# [Exercise requirements]
How many lines in the entries below contain "Output"? Answer with the number only.

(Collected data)
# # # # #
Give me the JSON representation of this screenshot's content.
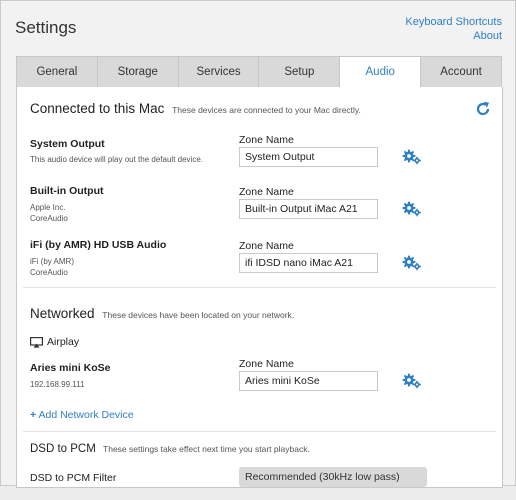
{
  "header": {
    "title": "Settings",
    "links": {
      "keyboard_shortcuts": "Keyboard Shortcuts",
      "about": "About"
    }
  },
  "tabs": [
    "General",
    "Storage",
    "Services",
    "Setup",
    "Audio",
    "Account"
  ],
  "active_tab": "Audio",
  "connected": {
    "title": "Connected to this Mac",
    "desc": "These devices are connected to your Mac directly.",
    "devices": [
      {
        "name": "System Output",
        "sub1": "This audio device will play out the default device.",
        "sub2": "",
        "zone_label": "Zone Name",
        "zone_value": "System Output"
      },
      {
        "name": "Built-in Output",
        "sub1": "Apple Inc.",
        "sub2": "CoreAudio",
        "zone_label": "Zone Name",
        "zone_value": "Built-in Output iMac A21"
      },
      {
        "name": "iFi (by AMR) HD USB Audio",
        "sub1": "iFi (by AMR)",
        "sub2": "CoreAudio",
        "zone_label": "Zone Name",
        "zone_value": "ifi IDSD nano iMac A21"
      }
    ]
  },
  "networked": {
    "title": "Networked",
    "desc": "These devices have been located on your network.",
    "group": "Airplay",
    "device": {
      "name": "Aries mini KoSe",
      "sub1": "192.168.99.111",
      "zone_label": "Zone Name",
      "zone_value": "Aries mini KoSe"
    },
    "add_link": "Add Network Device"
  },
  "dsd": {
    "title": "DSD to PCM",
    "desc": "These settings take effect next time you start playback.",
    "filter_label": "DSD to PCM Filter",
    "filter_value": "Recommended (30kHz low pass)"
  },
  "colors": {
    "accent": "#2f7fc4",
    "tab_inactive": "#d9d9d9"
  },
  "icons": {
    "refresh": "refresh-icon",
    "gear": "gear-icon",
    "airplay": "airplay-icon",
    "plus": "plus-icon"
  }
}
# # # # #
# [Exercise solution]
4